Description of the task
Among the entries below, find each line with "true" and show it.

Data excerpts
....................

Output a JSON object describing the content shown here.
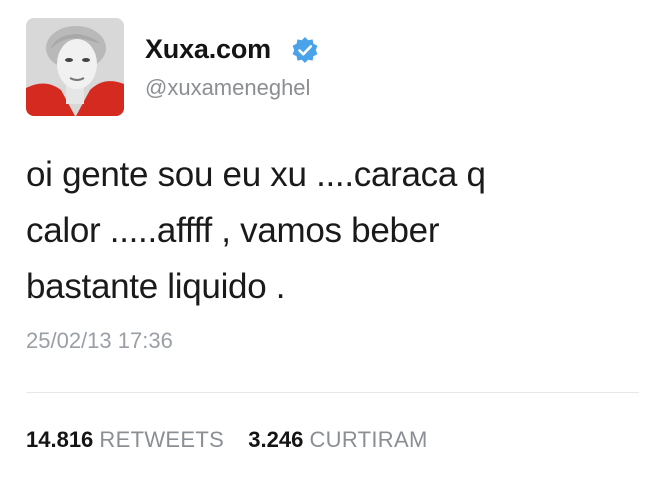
{
  "user": {
    "display_name": "Xuxa.com",
    "handle": "@xuxameneghel",
    "verified_icon": "verified-badge-icon",
    "avatar_icon": "profile-photo"
  },
  "tweet": {
    "line1": "oi gente sou eu xu ....caraca q",
    "line2": "calor .....affff , vamos beber",
    "line3": "bastante liquido .",
    "timestamp": "25/02/13 17:36"
  },
  "stats": {
    "retweets_count": "14.816",
    "retweets_label": "RETWEETS",
    "likes_count": "3.246",
    "likes_label": "CURTIRAM"
  },
  "colors": {
    "verified_blue": "#4aa3e8",
    "secondary_text": "#8a8f94",
    "avatar_red": "#d42a1f"
  }
}
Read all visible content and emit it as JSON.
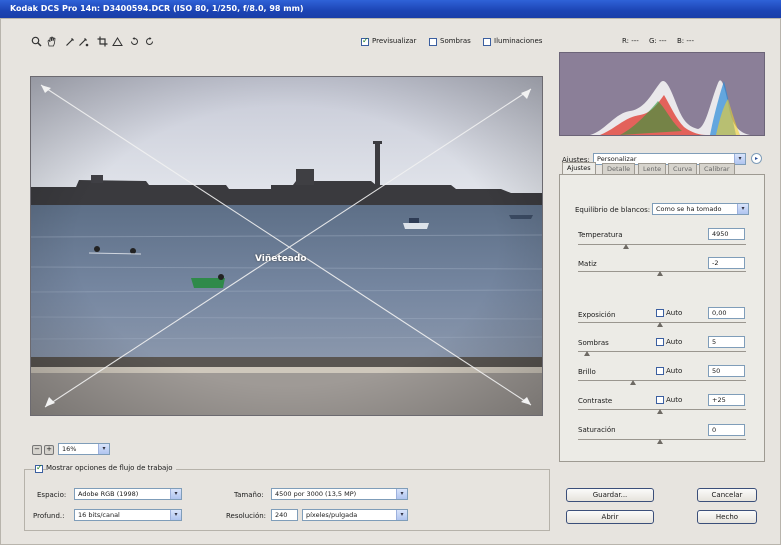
{
  "window": {
    "title": "Kodak DCS Pro 14n:  D3400594.DCR  (ISO 80, 1/250, f/8.0, 98 mm)"
  },
  "toolbar": {
    "tools": [
      {
        "icon": "zoom-icon",
        "glyph": "🔍"
      },
      {
        "icon": "hand-icon",
        "glyph": "✋"
      },
      {
        "icon": "eyedropper-icon",
        "glyph": "✒"
      },
      {
        "icon": "color-sampler-icon",
        "glyph": "✒"
      },
      {
        "icon": "crop-icon",
        "glyph": "⌗"
      },
      {
        "icon": "straighten-icon",
        "glyph": "△"
      },
      {
        "icon": "rotate-left-icon",
        "glyph": "○"
      },
      {
        "icon": "rotate-right-icon",
        "glyph": "○"
      }
    ],
    "preview_label": "Previsualizar",
    "preview_checked": true,
    "shadows_label": "Sombras",
    "shadows_checked": false,
    "highlights_label": "Iluminaciones",
    "highlights_checked": false,
    "rgb_r": "R: ---",
    "rgb_g": "G: ---",
    "rgb_b": "B: ---"
  },
  "preview": {
    "overlay_text": "Viñeteado"
  },
  "zoom": {
    "value": "16%"
  },
  "workflow": {
    "show_options_label": "Mostrar opciones de flujo de trabajo",
    "show_options_checked": true,
    "space_label": "Espacio:",
    "space_value": "Adobe RGB (1998)",
    "depth_label": "Profund.:",
    "depth_value": "16 bits/canal",
    "size_label": "Tamaño:",
    "size_value": "4500 por 3000  (13,5 MP)",
    "resolution_label": "Resolución:",
    "resolution_value": "240",
    "resolution_unit": "píxeles/pulgada"
  },
  "settings": {
    "label": "Ajustes:",
    "value": "Personalizar"
  },
  "tabs": [
    {
      "label": "Ajustes",
      "active": true
    },
    {
      "label": "Detalle",
      "active": false
    },
    {
      "label": "Lente",
      "active": false
    },
    {
      "label": "Curva",
      "active": false
    },
    {
      "label": "Calibrar",
      "active": false
    }
  ],
  "adjust": {
    "white_balance_label": "Equilibrio de blancos:",
    "white_balance_value": "Como se ha tomado",
    "temperature_label": "Temperatura",
    "temperature_value": "4950",
    "tint_label": "Matiz",
    "tint_value": "-2",
    "exposure_label": "Exposición",
    "exposure_value": "0,00",
    "shadows_label": "Sombras",
    "shadows_value": "5",
    "brightness_label": "Brillo",
    "brightness_value": "50",
    "contrast_label": "Contraste",
    "contrast_value": "+25",
    "saturation_label": "Saturación",
    "saturation_value": "0",
    "auto_label": "Auto"
  },
  "buttons": {
    "save": "Guardar...",
    "open": "Abrir",
    "cancel": "Cancelar",
    "done": "Hecho"
  },
  "colors": {
    "title_bar": "#1c44b4",
    "sky": "#d7dde6",
    "sea": "#6d7f95",
    "histogram_bg": "#8b7f98"
  }
}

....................

Reply to the task
    "preview_checked": true,
    "show_options_checked": true,
      "active": true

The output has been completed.